The German government will own around 99% of Uniper and 8% of its Finnish parent company Fortum.
(FOJCF)German Economy Minister Robert Habeck told reporters in Berlin on Wednesday.
Uniper provides 40% of the country’s gas supply and is crucial to large companies and private consumers in Europe’s largest economy.
In July, Foreign Minister Olaf Scholz announced that the government would step in to bail out Uniper with a package worth up to 15 billion euros ($15.3 billion), after it was brought to its knees by months of Russian supply cuts and rising spot market prices.
Under the bailout deal, the government has pledged to provide 7.7 billion euros ($7.8 billion) to cover possible future losses, while state bank KfW has agreed to increase its credit line by 7 billion euros ($7.1 billion). ).
But Habeck said the situation had “worsened dramatically” since Russia indefinitely cut off gas supplies to Europe via the Nord Stream 1 pipeline on September 1, citing an oil leak.
Russian gas has had to be replaced by expensive alternatives, leading to skyrocketing bills for consumers.
Although gas supplies via Nord Stream 1 are suspended, Germany’s gas reserves are filled to more than 90% of capacity, European storage provider GIE AGSI+ said on its website.
Still, the European energy crisis will not go away.
Habeck said the country could “get through the winter just fine” without Russian gas, but warned of “really empty” supply levels in the aftermath.
Germany is not alone in paying a high price to overcome gas supply shortages. Together, the EU states and the UK have already committed over $500 billion in assistance to homes and businesses to help them cope with the high cost of energy.
The British government gave more details on Wednesday of its plan to protect the economy during the coming winter. It said it would limit electricity and gas costs for businesses to less than half the market rate for an initial six-month period.
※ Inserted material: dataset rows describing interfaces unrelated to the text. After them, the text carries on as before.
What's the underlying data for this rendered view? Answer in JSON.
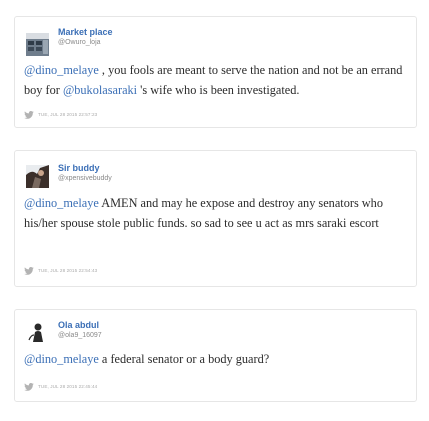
{
  "tweets": [
    {
      "name": "Market place",
      "handle": "@Owuro_loja",
      "mention": "@dino_melaye",
      "text_a": " , you fools are meant to serve the nation and not be an errand boy for ",
      "mention_2": "@bukolasaraki",
      "text_b": " 's wife who is been investigated.",
      "date": "TUE, JUL 28 2015 22:57:23",
      "avatar_icon": "building-avatar-icon",
      "bird_icon": "twitter-bird-icon"
    },
    {
      "name": "Sir buddy",
      "handle": "@xpensivebuddy",
      "mention": "@dino_melaye",
      "text_a": " AMEN and may he expose and destroy any senators who his/her spouse stole public funds. so sad to see u act as mrs saraki escort",
      "date": "TUE, JUL 28 2015 22:54:43",
      "avatar_icon": "person-avatar-icon",
      "bird_icon": "twitter-bird-icon"
    },
    {
      "name": "Ola abdul",
      "handle": "@ola9_16097",
      "mention": "@dino_melaye",
      "text_a": " a federal senator or a body guard?",
      "date": "TUE, JUL 28 2015 22:45:44",
      "avatar_icon": "silhouette-avatar-icon",
      "bird_icon": "twitter-bird-icon"
    }
  ],
  "colors": {
    "link": "#3b6fb6",
    "text": "#2b2b2b",
    "meta": "#aaaaaa",
    "border": "#e6e6e6"
  }
}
The announcement follows a pledge made earlier this month to cap average household energy bills at £2,500 ($2,834) a year for the next two years.
UK Finance Minister Kwasi Kwarteng said he would detail the full cost of the program on Friday.
Analysts have said the total bill could reach 150 billion pounds ($170 billion). Coupled with promised tax cuts by new Prime Minister Liz Truss, which could wipe out UK government borrowing at a time when debt servicing costs are rising and the pound is already trading at 37-year lows while investors worry about the fragile health of the British economy.
— Anna Cooban contributed to this article.